A quality system seeks to ensure that managers support the objectives with necessary resources and have measurable goals that are monitored regularly.
Under a quality systems approach, managers would use quality planning to identify and allocate resources and define methods to achieve quality objectives. Quality system plans should be documented and communicated to personnel to ensure awareness of how their operational activities are aligned with strategic and quality goals.
5. Review the System
System review is a key component in any robust quality system to ensure its continuing suitability, adequacy, and effectiveness. Under a quality system, senior managers should conduct reviews of the quality system’s performance according to a planned schedule. Such a review typically includes assessments of the process, product, and customer needs (in this section, customer is defined as the recipient of the product and the product is the goods or services provided). Under a quality systems approach, a review should consider at least the following:
- The appropriateness of the quality policy and objectives
- The results of audits and other assessments
- Customer feedback, including complaints
- The analysis of data trending results
- The status of actions to prevent a potential problem or a recurrence
- Any follow-up actions from previous management reviews
- Any changes in business practices or environment that may affect the quality system(such as the volume or type of operations)
- Product characteristics meeting the customer’s needs

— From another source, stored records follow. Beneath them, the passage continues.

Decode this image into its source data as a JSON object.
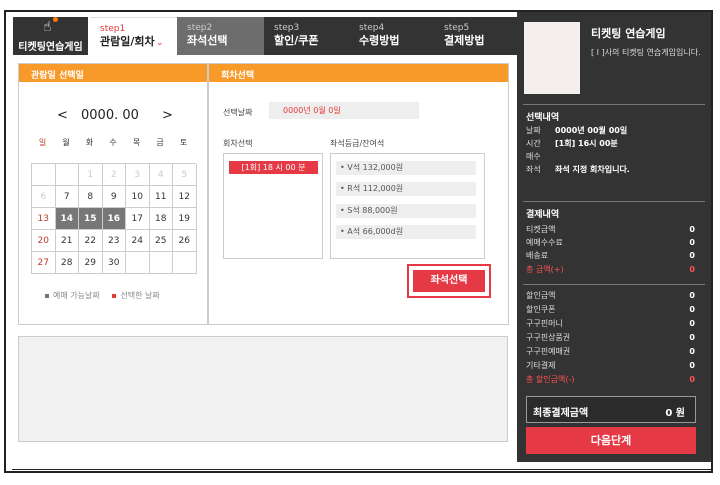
{
  "logo": {
    "label": "티켓팅연습게임",
    "icon": "hand-pointer-icon"
  },
  "steps": [
    {
      "num": "step1",
      "label": "관람일/회차"
    },
    {
      "num": "step2",
      "label": "좌석선택"
    },
    {
      "num": "step3",
      "label": "할인/쿠폰"
    },
    {
      "num": "step4",
      "label": "수령방법"
    },
    {
      "num": "step5",
      "label": "결제방법"
    }
  ],
  "date_panel": {
    "title": "관람일 선택일",
    "prev": "<",
    "month": "0000. 00",
    "next": ">",
    "weekdays": [
      "일",
      "월",
      "화",
      "수",
      "목",
      "금",
      "토"
    ],
    "days": [
      "",
      "",
      "1",
      "2",
      "3",
      "4",
      "5",
      "6",
      "7",
      "8",
      "9",
      "10",
      "11",
      "12",
      "13",
      "14",
      "15",
      "16",
      "17",
      "18",
      "19",
      "20",
      "21",
      "22",
      "23",
      "24",
      "25",
      "26",
      "27",
      "28",
      "29",
      "30",
      "",
      "",
      ""
    ],
    "legend_available": "예매 가능날짜",
    "legend_selected": "선택한 날짜"
  },
  "session_panel": {
    "title": "회차선택",
    "selected_date_label": "선택날짜",
    "selected_date_value": "0000년 0월 0일",
    "session_col_title": "회차선택",
    "session_item": "[1회] 18 시 00 분",
    "grade_col_title": "좌석등급/잔여석",
    "grades": [
      "• V석 132,000원",
      "• R석 112,000원",
      "• S석 88,000원",
      "• A석 66,000d원"
    ],
    "seat_button": "좌석선택"
  },
  "right_panel": {
    "game_title": "티켓팅 연습게임",
    "game_desc": "[ I ]사의 티켓팅 연습게임입니다.",
    "booking_head": "선택내역",
    "booking": [
      {
        "k": "날짜",
        "v": "0000년 00월 00일"
      },
      {
        "k": "시간",
        "v": "[1회] 16시 00분"
      },
      {
        "k": "매수",
        "v": ""
      },
      {
        "k": "좌석",
        "v": "좌석 지정 회차입니다."
      }
    ],
    "payment_head": "결제내역",
    "payment": [
      {
        "k": "티켓금액",
        "v": "0"
      },
      {
        "k": "예매수수료",
        "v": "0"
      },
      {
        "k": "배송료",
        "v": "0"
      },
      {
        "k": "총 금액(+)",
        "v": "0"
      }
    ],
    "discount": [
      {
        "k": "할인금액",
        "v": "0"
      },
      {
        "k": "할인쿠폰",
        "v": "0"
      },
      {
        "k": "구구핀머니",
        "v": "0"
      },
      {
        "k": "구구핀상품권",
        "v": "0"
      },
      {
        "k": "구구핀예매권",
        "v": "0"
      },
      {
        "k": "기타결제",
        "v": "0"
      },
      {
        "k": "총 할인금액(-)",
        "v": "0"
      }
    ],
    "final_label": "최종결제금액",
    "final_value": "0 원",
    "next_button": "다음단계"
  },
  "colors": {
    "accent": "#e53945",
    "header_orange": "#f79a2a",
    "dark": "#333333"
  }
}
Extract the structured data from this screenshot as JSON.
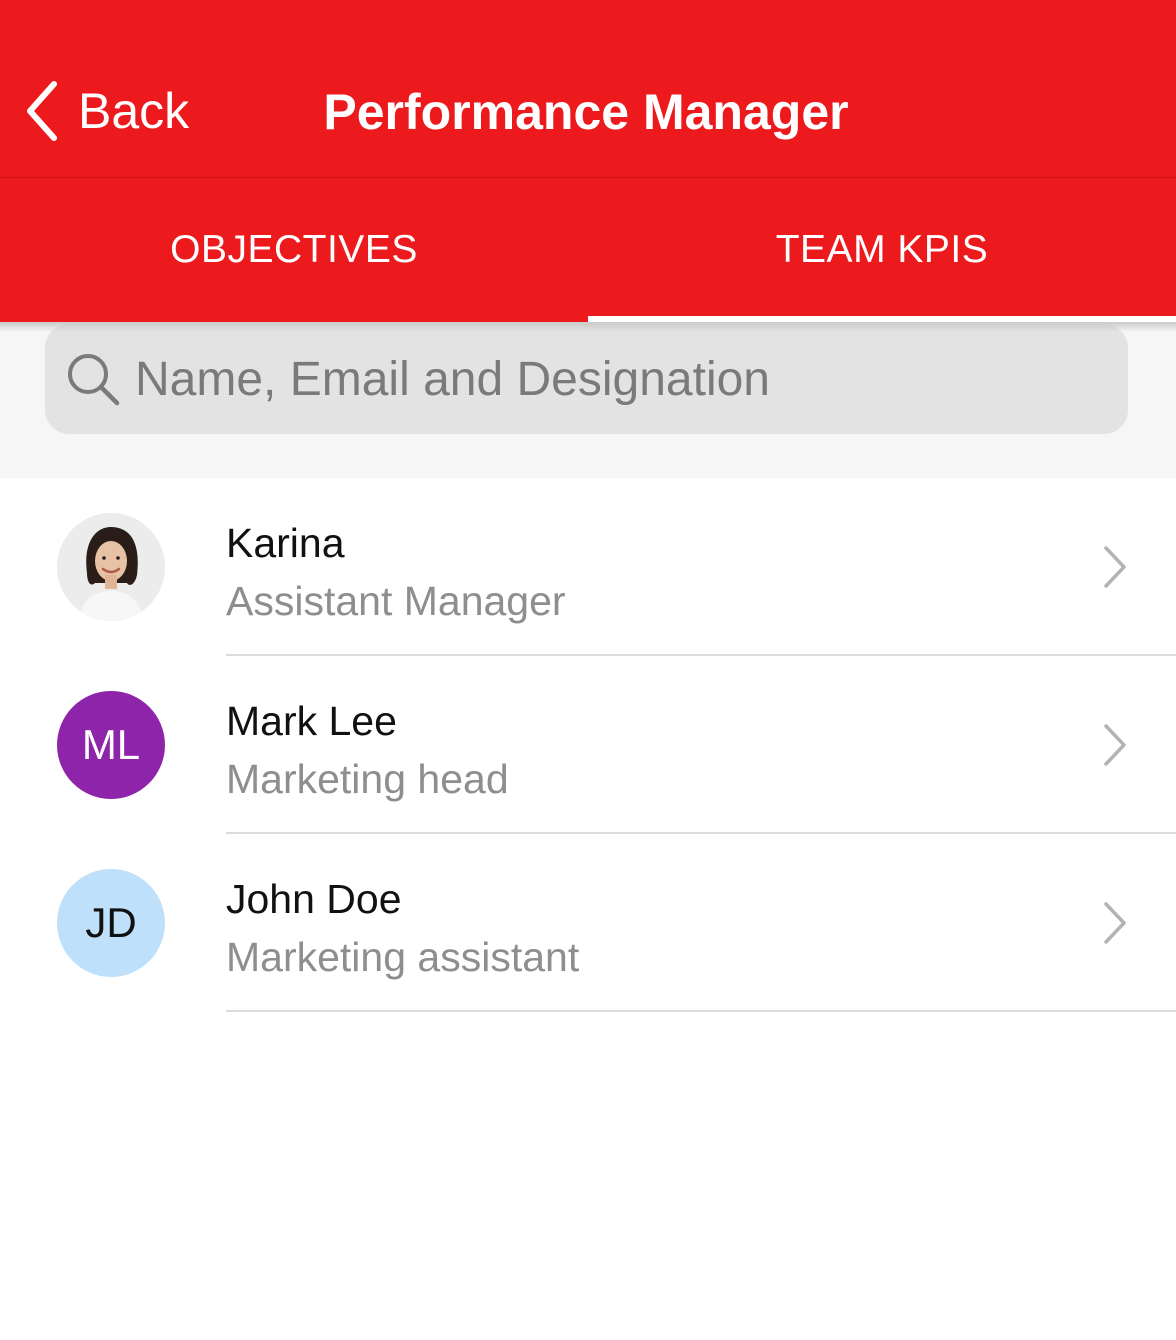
{
  "header": {
    "back_label": "Back",
    "title": "Performance Manager",
    "background_color": "#ed1a1d"
  },
  "tabs": [
    {
      "label": "OBJECTIVES",
      "active": false
    },
    {
      "label": "TEAM KPIS",
      "active": true
    }
  ],
  "search": {
    "placeholder": "Name, Email and Designation",
    "value": ""
  },
  "team_members": [
    {
      "name": "Karina",
      "role": "Assistant Manager",
      "avatar_type": "photo",
      "initials": "",
      "avatar_color": "#ececec",
      "initials_color": ""
    },
    {
      "name": "Mark Lee",
      "role": "Marketing head",
      "avatar_type": "initials",
      "initials": "ML",
      "avatar_color": "#8e24aa",
      "initials_color": "#ffffff"
    },
    {
      "name": "John Doe",
      "role": "Marketing assistant",
      "avatar_type": "initials",
      "initials": "JD",
      "avatar_color": "#bfe0fa",
      "initials_color": "#111111"
    }
  ]
}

When developing and implementing new quality systems, reviews should take place more frequently than when the system has matured. Outside of scheduled reviews, the quality system should typically be included as a standing agenda item in general management meetings. In addition, a periodic review performed by a qualified source, external to the organization, may also be useful in assessing the suitability and effectiveness of the system.
Review outcomes typically include:
- Improvements to the quality system and related quality processes
- Improvements to manufacturing processes and products
- Realignment of resources
Under a quality system, the results of a management review would typically be recorded.
Planned actions should be implemented using effective corrective and preventive action and change control procedures.
The following table shows how the CGMP regulations correlate to specific elements in the quality systems model for this section. Manufacturers should always refer to specific regulations to make sure they are in compliance.